[What this task involves] Quote the records that follow in full and exactly; leave out the pictures.

[Data provided]

○ ○ ○ ○ ○ ○ ○

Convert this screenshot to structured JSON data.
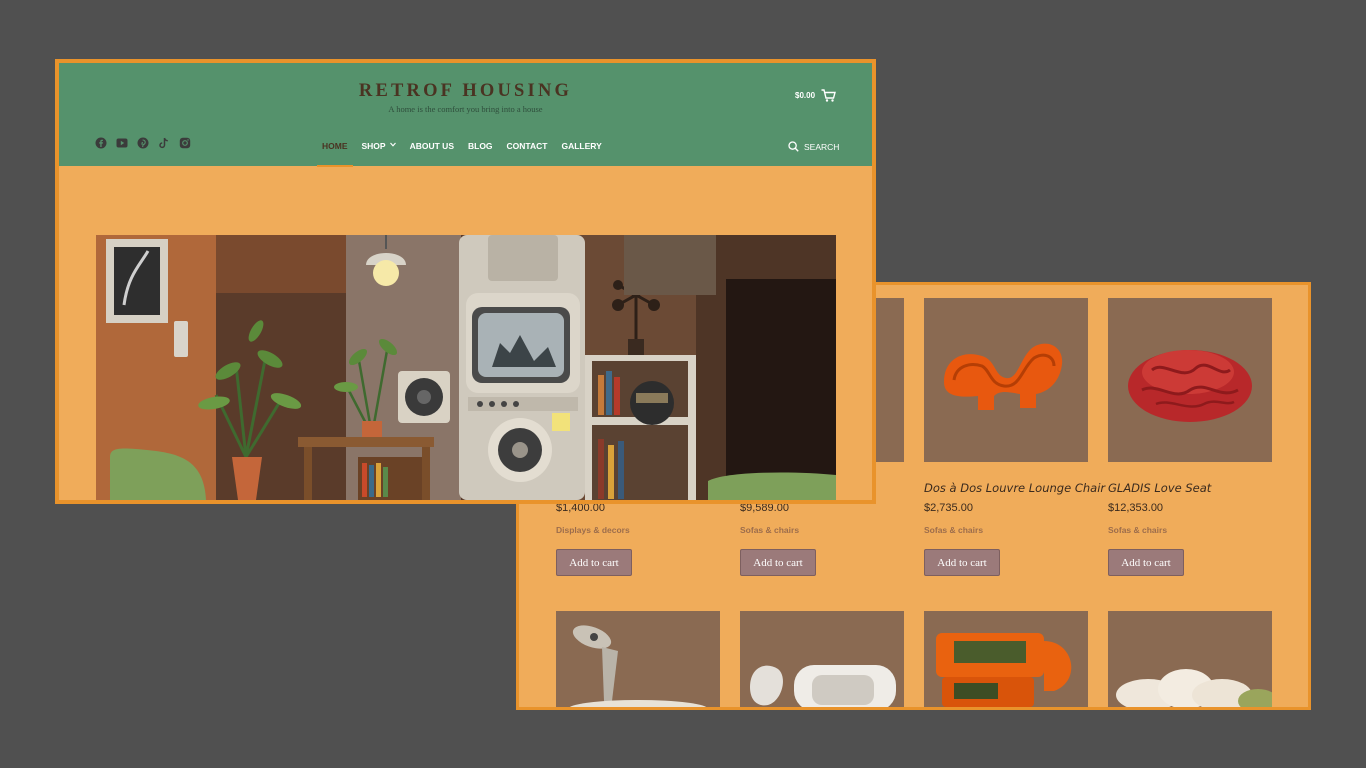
{
  "shop_products": [
    {
      "name": "",
      "price": "$1,400.00",
      "category": "Displays & decors",
      "button": "Add to cart"
    },
    {
      "name": "",
      "price": "$9,589.00",
      "category": "Sofas & chairs",
      "button": "Add to cart"
    },
    {
      "name": "Dos à Dos Louvre Lounge Chair",
      "price": "$2,735.00",
      "category": "Sofas & chairs",
      "button": "Add to cart"
    },
    {
      "name": "GLADIS Love Seat",
      "price": "$12,353.00",
      "category": "Sofas & chairs",
      "button": "Add to cart"
    }
  ],
  "site": {
    "title": "RETROF HOUSING",
    "tagline": "A home is the comfort you bring into a house",
    "cart_total": "$0.00",
    "nav": [
      "HOME",
      "SHOP",
      "ABOUT US",
      "BLOG",
      "CONTACT",
      "GALLERY"
    ],
    "search_label": "SEARCH",
    "socials": [
      "facebook-icon",
      "youtube-icon",
      "pinterest-icon",
      "tiktok-icon",
      "instagram-icon"
    ]
  },
  "colors": {
    "header": "#55926c",
    "page_bg": "#f0ac5a",
    "frame": "#e9932b",
    "button": "#9b7a7a",
    "product_bg": "#8a6a52"
  }
}
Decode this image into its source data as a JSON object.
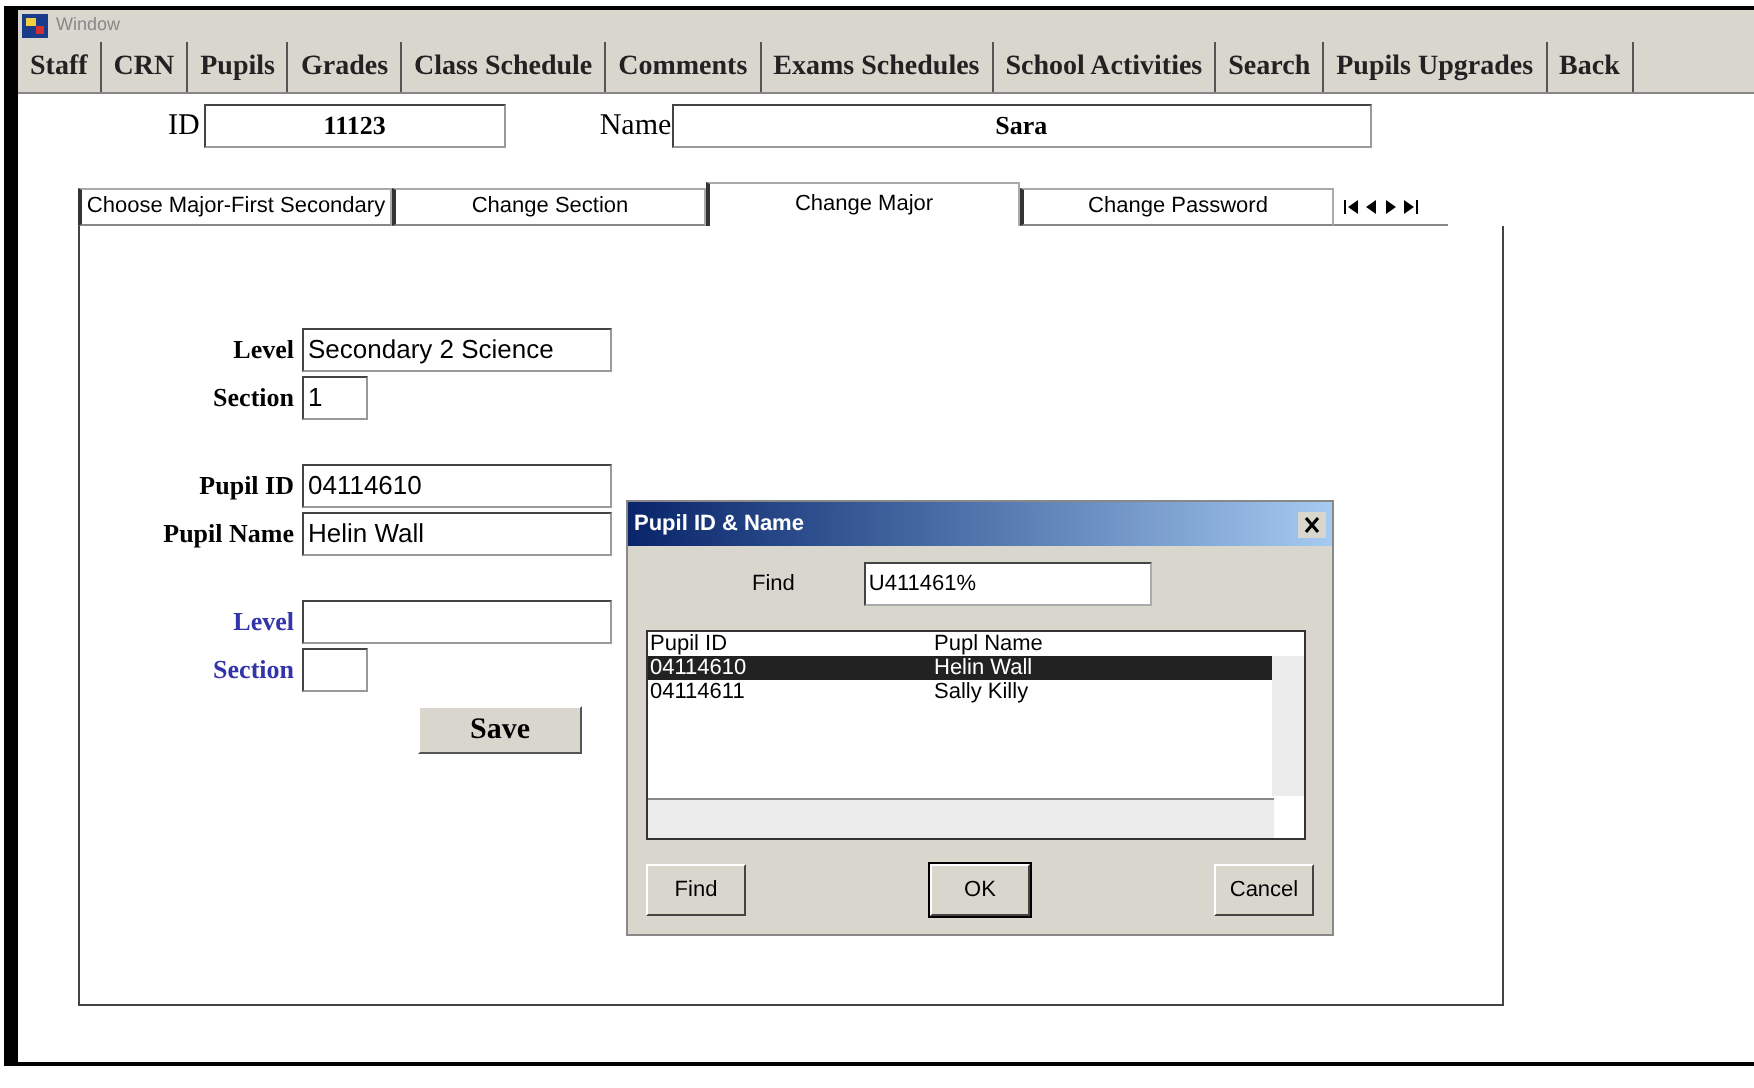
{
  "window": {
    "title": "Window"
  },
  "menu": [
    {
      "label": "Staff"
    },
    {
      "label": "CRN"
    },
    {
      "label": "Pupils"
    },
    {
      "label": "Grades"
    },
    {
      "label": "Class Schedule"
    },
    {
      "label": "Comments"
    },
    {
      "label": "Exams Schedules"
    },
    {
      "label": "School Activities"
    },
    {
      "label": "Search"
    },
    {
      "label": "Pupils Upgrades"
    },
    {
      "label": "Back"
    }
  ],
  "header": {
    "id_label": "ID",
    "id_value": "11123",
    "name_label": "Name",
    "name_value": "Sara"
  },
  "tabs": [
    {
      "label": "Choose Major-First Secondary",
      "selected": false
    },
    {
      "label": "Change Section",
      "selected": false
    },
    {
      "label": "Change Major",
      "selected": true
    },
    {
      "label": "Change Password",
      "selected": false
    }
  ],
  "form": {
    "current_major": [
      {
        "label": "Level",
        "value": "Secondary 2 Science",
        "kind": "wide"
      },
      {
        "label": "Section",
        "value": "1",
        "kind": "narrow"
      }
    ],
    "pupil": [
      {
        "label": "Pupil ID",
        "value": "04114610",
        "kind": "wide"
      },
      {
        "label": "Pupil Name",
        "value": "Helin Wall",
        "kind": "wide"
      }
    ],
    "new_major": [
      {
        "label": "Level",
        "kind": "wide"
      },
      {
        "label": "Section",
        "kind": "narrow"
      }
    ]
  },
  "save_button": "Save",
  "dialog": {
    "title": "Pupil ID & Name",
    "find_label": "Find",
    "find_value": "U411461%",
    "columns": [
      "Pupil ID",
      "Pupl Name"
    ],
    "rows": [
      {
        "cells": [
          "04114610",
          "Helin Wall"
        ],
        "selected": true
      },
      {
        "cells": [
          "04114611",
          "Sally Killy"
        ],
        "selected": false
      }
    ],
    "buttons": [
      "Find",
      "OK",
      "Cancel"
    ]
  }
}
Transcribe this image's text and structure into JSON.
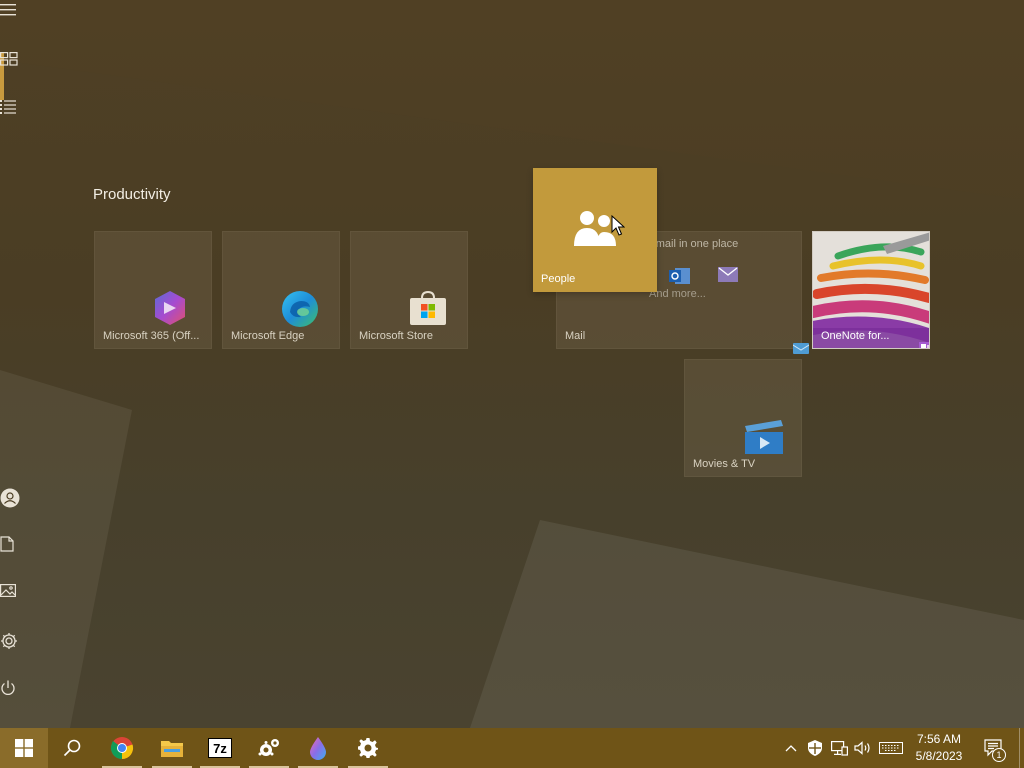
{
  "start_menu": {
    "rail": {
      "top_icons": [
        {
          "name": "expand-menu-icon"
        },
        {
          "name": "pinned-tiles-icon",
          "active": true
        },
        {
          "name": "all-apps-list-icon"
        }
      ],
      "bottom_icons": [
        {
          "name": "user-account-icon"
        },
        {
          "name": "documents-icon"
        },
        {
          "name": "pictures-icon"
        },
        {
          "name": "settings-icon"
        },
        {
          "name": "power-icon"
        }
      ]
    },
    "group_title": "Productivity",
    "tiles": {
      "m365": {
        "label": "Microsoft 365 (Off...",
        "icon": "microsoft-365-icon"
      },
      "edge": {
        "label": "Microsoft Edge",
        "icon": "edge-icon"
      },
      "store": {
        "label": "Microsoft Store",
        "icon": "store-icon"
      },
      "mail": {
        "label": "Mail",
        "tagline": "r mail in one place",
        "more": "And more...",
        "icon": "mail-icon"
      },
      "onenote": {
        "label": "OneNote for...",
        "icon": "onenote-icon"
      },
      "movies": {
        "label": "Movies & TV",
        "icon": "movies-tv-icon"
      },
      "people": {
        "label": "People",
        "icon": "people-icon",
        "state": "dragging"
      }
    }
  },
  "taskbar": {
    "apps": [
      {
        "name": "start-button"
      },
      {
        "name": "search-button"
      },
      {
        "name": "chrome-icon",
        "running": true
      },
      {
        "name": "file-explorer-icon",
        "running": true
      },
      {
        "name": "7zip-icon",
        "running": true
      },
      {
        "name": "settings-gears-icon",
        "running": true
      },
      {
        "name": "paint-drop-icon",
        "running": true
      },
      {
        "name": "settings-icon",
        "running": true
      }
    ],
    "tray": {
      "time": "7:56 AM",
      "date": "5/8/2023",
      "notification_count": "1"
    }
  },
  "colors": {
    "accent": "#c29a3c",
    "taskbar": "#6f5417",
    "background": "#4a3c22"
  }
}
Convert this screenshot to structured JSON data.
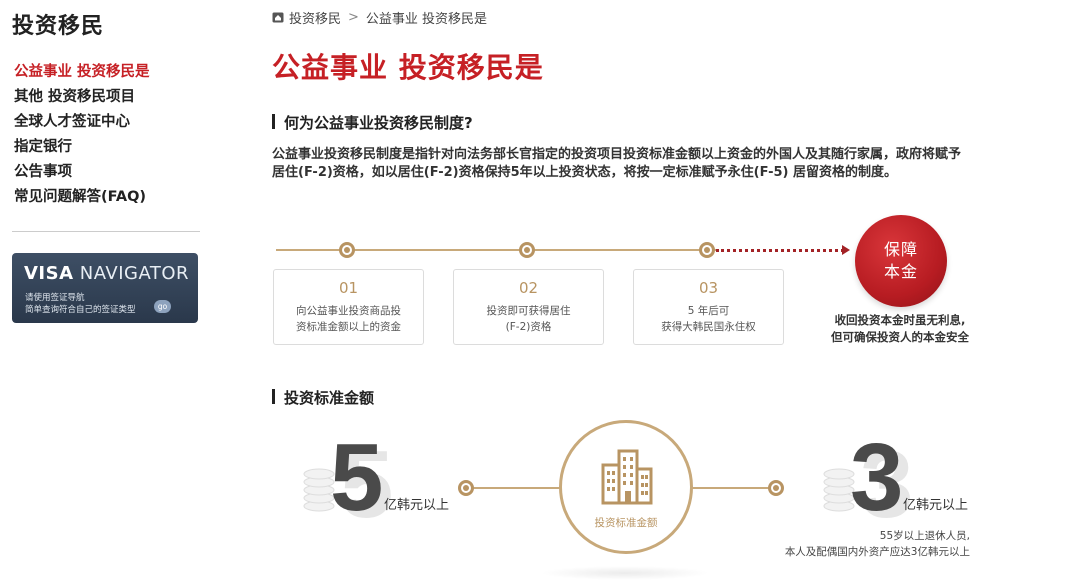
{
  "sidebar": {
    "title": "投资移民",
    "menu": [
      {
        "label": "公益事业 投资移民是",
        "active": true
      },
      {
        "label": "其他 投资移民项目",
        "active": false
      },
      {
        "label": "全球人才签证中心",
        "active": false
      },
      {
        "label": "指定银行",
        "active": false
      },
      {
        "label": "公告事项",
        "active": false
      },
      {
        "label": "常见问题解答(FAQ)",
        "active": false
      }
    ],
    "visa_banner": {
      "title_bold": "VISA",
      "title_rest": "NAVIGATOR",
      "desc_line1": "请使用签证导航",
      "desc_line2": "简单查询符合自己的签证类型",
      "go_label": "go"
    }
  },
  "breadcrumb": {
    "home_icon": "home-icon",
    "items": [
      "投资移民",
      "公益事业 投资移民是"
    ],
    "separator": ">"
  },
  "page_title": "公益事业 投资移民是",
  "section1": {
    "heading": "何为公益事业投资移民制度?",
    "description": "公益事业投资移民制度是指针对向法务部长官指定的投资项目投资标准金额以上资金的外国人及其随行家属，政府将赋予居住(F-2)资格，如以居住(F-2)资格保持5年以上投资状态，将按一定标准赋予永住(F-5) 居留资格的制度。",
    "steps": [
      {
        "num": "01",
        "line1": "向公益事业投资商品投",
        "line2": "资标准金额以上的资金"
      },
      {
        "num": "02",
        "line1": "投资即可获得居住",
        "line2": "(F-2)资格"
      },
      {
        "num": "03",
        "line1": "5  年后可",
        "line2": "获得大韩民国永住权"
      }
    ],
    "guarantee": {
      "line1": "保障",
      "line2": "本金",
      "caption1": "收回投资本金时虽无利息,",
      "caption2": "但可确保投资人的本金安全"
    }
  },
  "section2": {
    "heading": "投资标准金额",
    "left_value": "5",
    "left_unit": "亿韩元以上",
    "right_value": "3",
    "right_unit": "亿韩元以上",
    "center_label": "投资标准金额",
    "note1": "55岁以上退休人员,",
    "note2": "本人及配偶国内外资产应达3亿韩元以上"
  },
  "colors": {
    "accent_red": "#c62025",
    "gold": "#b89462",
    "navy": "#2a384b"
  }
}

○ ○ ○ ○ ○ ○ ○

[Output below]
Convert this screenshot to structured JSON data.
{
  "shop_products": [
    {
      "name": "",
      "price": "$1,400.00",
      "category": "Displays & decors",
      "button": "Add to cart"
    },
    {
      "name": "",
      "price": "$9,589.00",
      "category": "Sofas & chairs",
      "button": "Add to cart"
    },
    {
      "name": "Dos à Dos Louvre Lounge Chair",
      "price": "$2,735.00",
      "category": "Sofas & chairs",
      "button": "Add to cart"
    },
    {
      "name": "GLADIS Love Seat",
      "price": "$12,353.00",
      "category": "Sofas & chairs",
      "button": "Add to cart"
    }
  ],
  "site": {
    "title": "RETROF HOUSING",
    "tagline": "A home is the comfort you bring into a house",
    "cart_total": "$0.00",
    "nav": [
      "HOME",
      "SHOP",
      "ABOUT US",
      "BLOG",
      "CONTACT",
      "GALLERY"
    ],
    "search_label": "SEARCH",
    "socials": [
      "facebook-icon",
      "youtube-icon",
      "pinterest-icon",
      "tiktok-icon",
      "instagram-icon"
    ]
  },
  "colors": {
    "header": "#55926c",
    "page_bg": "#f0ac5a",
    "frame": "#e9932b",
    "button": "#9b7a7a",
    "product_bg": "#8a6a52"
  }
}
Decode this image into its source data as a JSON object.
{
  "window": {
    "title": "Window"
  },
  "menu": [
    {
      "label": "Staff"
    },
    {
      "label": "CRN"
    },
    {
      "label": "Pupils"
    },
    {
      "label": "Grades"
    },
    {
      "label": "Class Schedule"
    },
    {
      "label": "Comments"
    },
    {
      "label": "Exams Schedules"
    },
    {
      "label": "School Activities"
    },
    {
      "label": "Search"
    },
    {
      "label": "Pupils Upgrades"
    },
    {
      "label": "Back"
    }
  ],
  "header": {
    "id_label": "ID",
    "id_value": "11123",
    "name_label": "Name",
    "name_value": "Sara"
  },
  "tabs": [
    {
      "label": "Choose Major-First Secondary",
      "selected": false
    },
    {
      "label": "Change Section",
      "selected": false
    },
    {
      "label": "Change Major",
      "selected": true
    },
    {
      "label": "Change Password",
      "selected": false
    }
  ],
  "form": {
    "current_major": [
      {
        "label": "Level",
        "value": "Secondary 2 Science",
        "kind": "wide"
      },
      {
        "label": "Section",
        "value": "1",
        "kind": "narrow"
      }
    ],
    "pupil": [
      {
        "label": "Pupil ID",
        "value": "04114610",
        "kind": "wide"
      },
      {
        "label": "Pupil Name",
        "value": "Helin Wall",
        "kind": "wide"
      }
    ],
    "new_major": [
      {
        "label": "Level",
        "kind": "wide"
      },
      {
        "label": "Section",
        "kind": "narrow"
      }
    ]
  },
  "save_button": "Save",
  "dialog": {
    "title": "Pupil ID & Name",
    "find_label": "Find",
    "find_value": "U411461%",
    "columns": [
      "Pupil ID",
      "Pupl Name"
    ],
    "rows": [
      {
        "cells": [
          "04114610",
          "Helin Wall"
        ],
        "selected": true
      },
      {
        "cells": [
          "04114611",
          "Sally Killy"
        ],
        "selected": false
      }
    ],
    "buttons": [
      "Find",
      "OK",
      "Cancel"
    ]
  }
}
Transcribe this image's text and structure into JSON.
{
  "start_menu": {
    "rail": {
      "top_icons": [
        {
          "name": "expand-menu-icon"
        },
        {
          "name": "pinned-tiles-icon",
          "active": true
        },
        {
          "name": "all-apps-list-icon"
        }
      ],
      "bottom_icons": [
        {
          "name": "user-account-icon"
        },
        {
          "name": "documents-icon"
        },
        {
          "name": "pictures-icon"
        },
        {
          "name": "settings-icon"
        },
        {
          "name": "power-icon"
        }
      ]
    },
    "group_title": "Productivity",
    "tiles": {
      "m365": {
        "label": "Microsoft 365 (Off...",
        "icon": "microsoft-365-icon"
      },
      "edge": {
        "label": "Microsoft Edge",
        "icon": "edge-icon"
      },
      "store": {
        "label": "Microsoft Store",
        "icon": "store-icon"
      },
      "mail": {
        "label": "Mail",
        "tagline": "r mail in one place",
        "more": "And more...",
        "icon": "mail-icon"
      },
      "onenote": {
        "label": "OneNote for...",
        "icon": "onenote-icon"
      },
      "movies": {
        "label": "Movies & TV",
        "icon": "movies-tv-icon"
      },
      "people": {
        "label": "People",
        "icon": "people-icon",
        "state": "dragging"
      }
    }
  },
  "taskbar": {
    "apps": [
      {
        "name": "start-button"
      },
      {
        "name": "search-button"
      },
      {
        "name": "chrome-icon",
        "running": true
      },
      {
        "name": "file-explorer-icon",
        "running": true
      },
      {
        "name": "7zip-icon",
        "running": true
      },
      {
        "name": "settings-gears-icon",
        "running": true
      },
      {
        "name": "paint-drop-icon",
        "running": true
      },
      {
        "name": "settings-icon",
        "running": true
      }
    ],
    "tray": {
      "time": "7:56 AM",
      "date": "5/8/2023",
      "notification_count": "1"
    }
  },
  "colors": {
    "accent": "#c29a3c",
    "taskbar": "#6f5417",
    "background": "#4a3c22"
  }
}
Convert this screenshot to structured JSON data.
{
  "sidebar": {
    "title": "投资移民",
    "menu": [
      {
        "label": "公益事业 投资移民是",
        "active": true
      },
      {
        "label": "其他 投资移民项目",
        "active": false
      },
      {
        "label": "全球人才签证中心",
        "active": false
      },
      {
        "label": "指定银行",
        "active": false
      },
      {
        "label": "公告事项",
        "active": false
      },
      {
        "label": "常见问题解答(FAQ)",
        "active": false
      }
    ],
    "visa_banner": {
      "title_bold": "VISA",
      "title_rest": "NAVIGATOR",
      "desc_line1": "请使用签证导航",
      "desc_line2": "简单查询符合自己的签证类型",
      "go_label": "go"
    }
  },
  "breadcrumb": {
    "home_icon": "home-icon",
    "items": [
      "投资移民",
      "公益事业 投资移民是"
    ],
    "separator": ">"
  },
  "page_title": "公益事业 投资移民是",
  "section1": {
    "heading": "何为公益事业投资移民制度?",
    "description": "公益事业投资移民制度是指针对向法务部长官指定的投资项目投资标准金额以上资金的外国人及其随行家属，政府将赋予居住(F-2)资格，如以居住(F-2)资格保持5年以上投资状态，将按一定标准赋予永住(F-5) 居留资格的制度。",
    "steps": [
      {
        "num": "01",
        "line1": "向公益事业投资商品投",
        "line2": "资标准金额以上的资金"
      },
      {
        "num": "02",
        "line1": "投资即可获得居住",
        "line2": "(F-2)资格"
      },
      {
        "num": "03",
        "line1": "5  年后可",
        "line2": "获得大韩民国永住权"
      }
    ],
    "guarantee": {
      "line1": "保障",
      "line2": "本金",
      "caption1": "收回投资本金时虽无利息,",
      "caption2": "但可确保投资人的本金安全"
    }
  },
  "section2": {
    "heading": "投资标准金额",
    "left_value": "5",
    "left_unit": "亿韩元以上",
    "right_value": "3",
    "right_unit": "亿韩元以上",
    "center_label": "投资标准金额",
    "note1": "55岁以上退休人员,",
    "note2": "本人及配偶国内外资产应达3亿韩元以上"
  },
  "colors": {
    "accent_red": "#c62025",
    "gold": "#b89462",
    "navy": "#2a384b"
  }
}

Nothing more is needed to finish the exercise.